    Actually, Florida has undergone comprehensive tort reform, with all sorts of special procedures, hurdles and limitations, just for medical malpractice cases. It is very hard to even get into court, expensive to litigate, and both recovery and attorney fees are restricted. Only the most horrendous cases are worth pursuing. Basically, if you're significantly injured or disabled by provable medical malpractice in FL, but your injury isn't totally devastating (say, paralysis of your left arm and hand v. complete paralysis) good luck! Just chronic, lifelong pain? You're screwed. Retired, so loss of potential income? Too bad. Also, if you're just killed outright, tough luck!

    There's a lot of myth-information and spin on this issue, but Florida today isn't the place to go for jackpot med-mal jury awards. Rising nsurance premiums tend to reflect under-performance of returns on invested premiums and increased profit-taking, more than it does any increased claims losses by insurers, because the number and total amount of med-mal jury awards has remained flat or declined for at least a decade.

    The very real abuses and excesses of the past within the legal system have, for the most part, been amended. Yet medical errors still kill roughly twice as many Americans as traffic collisions, every year. Wanna know the odds that your doctor doesn't even properly wash his hands or clean his stethoscope between contacting his or her last patient and contacting you? Wanna know how many patients die of those wholly preventable "hospital acquired" infections every year, and what that costs in dollars? But, hey, it's easier to look outside and blame "greedy lawyers"than to look within and fix the things that keep hurting patients or driving up costs unnecessarily.

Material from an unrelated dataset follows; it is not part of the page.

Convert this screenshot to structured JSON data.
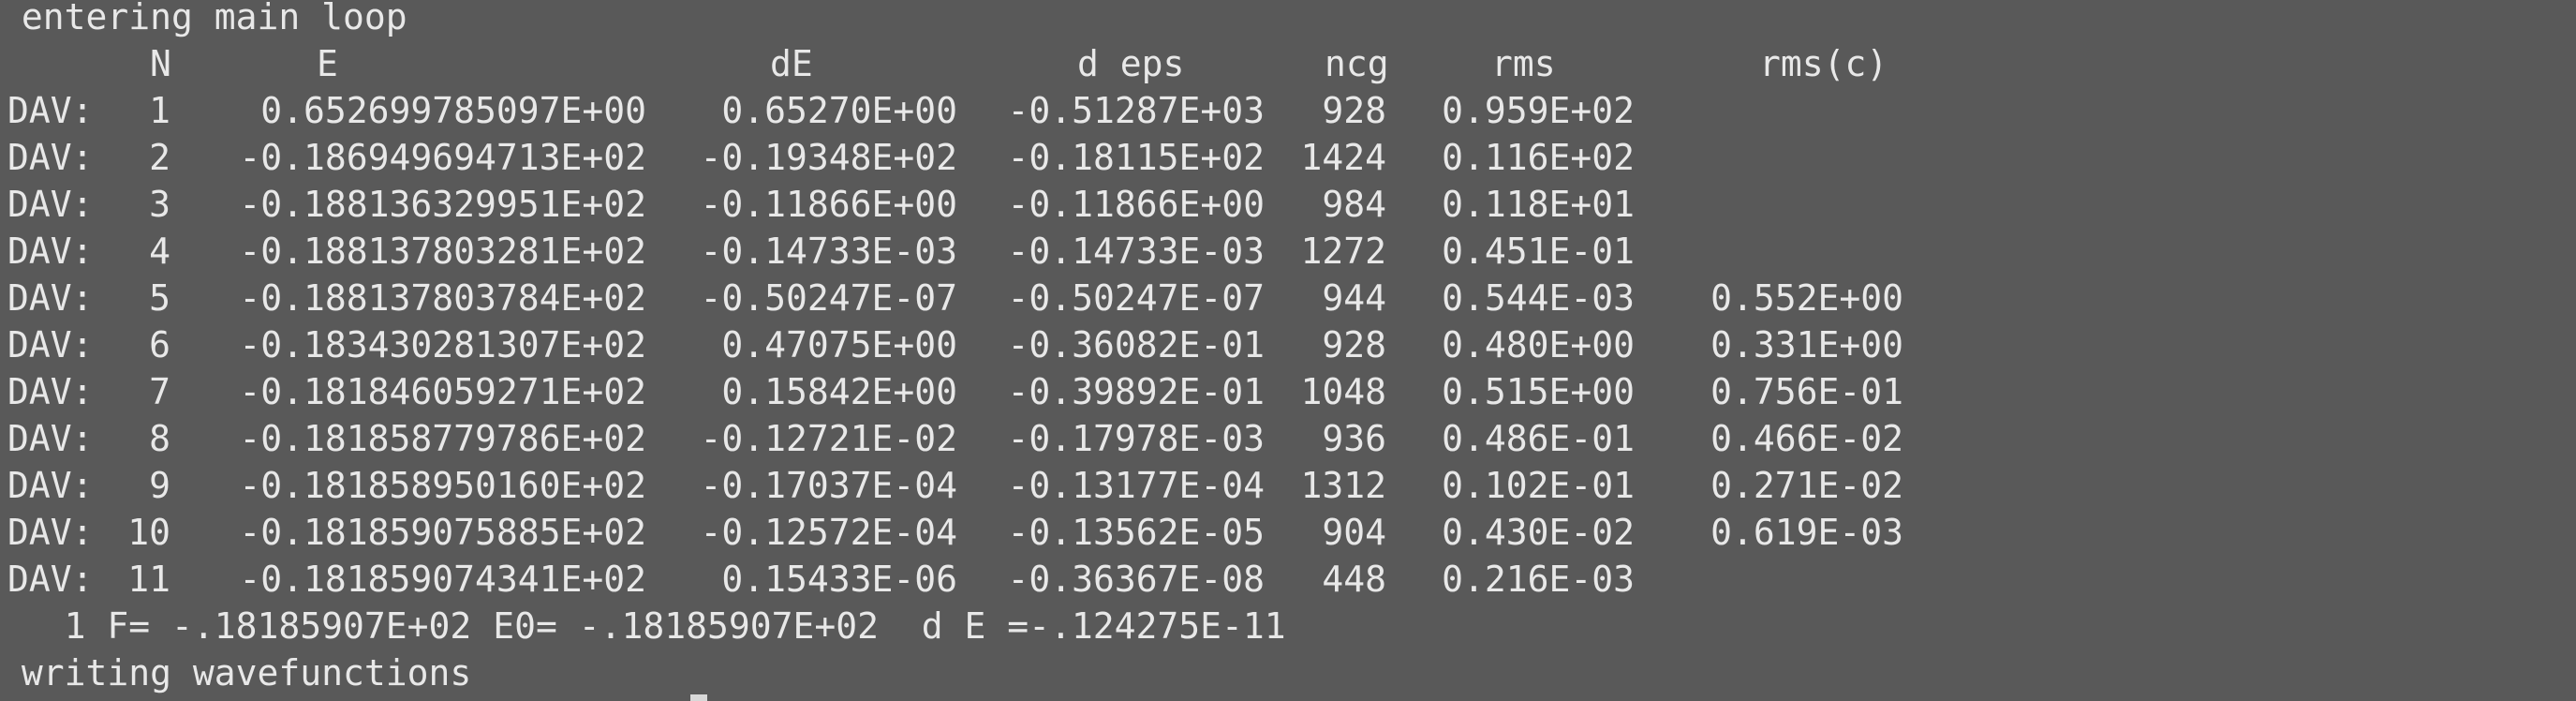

    Yeah, if you totally eliminated, not just reformed (again) all costs associated with med-mal tort claims, that would save about 1.5% of the cost of health care in the U.S.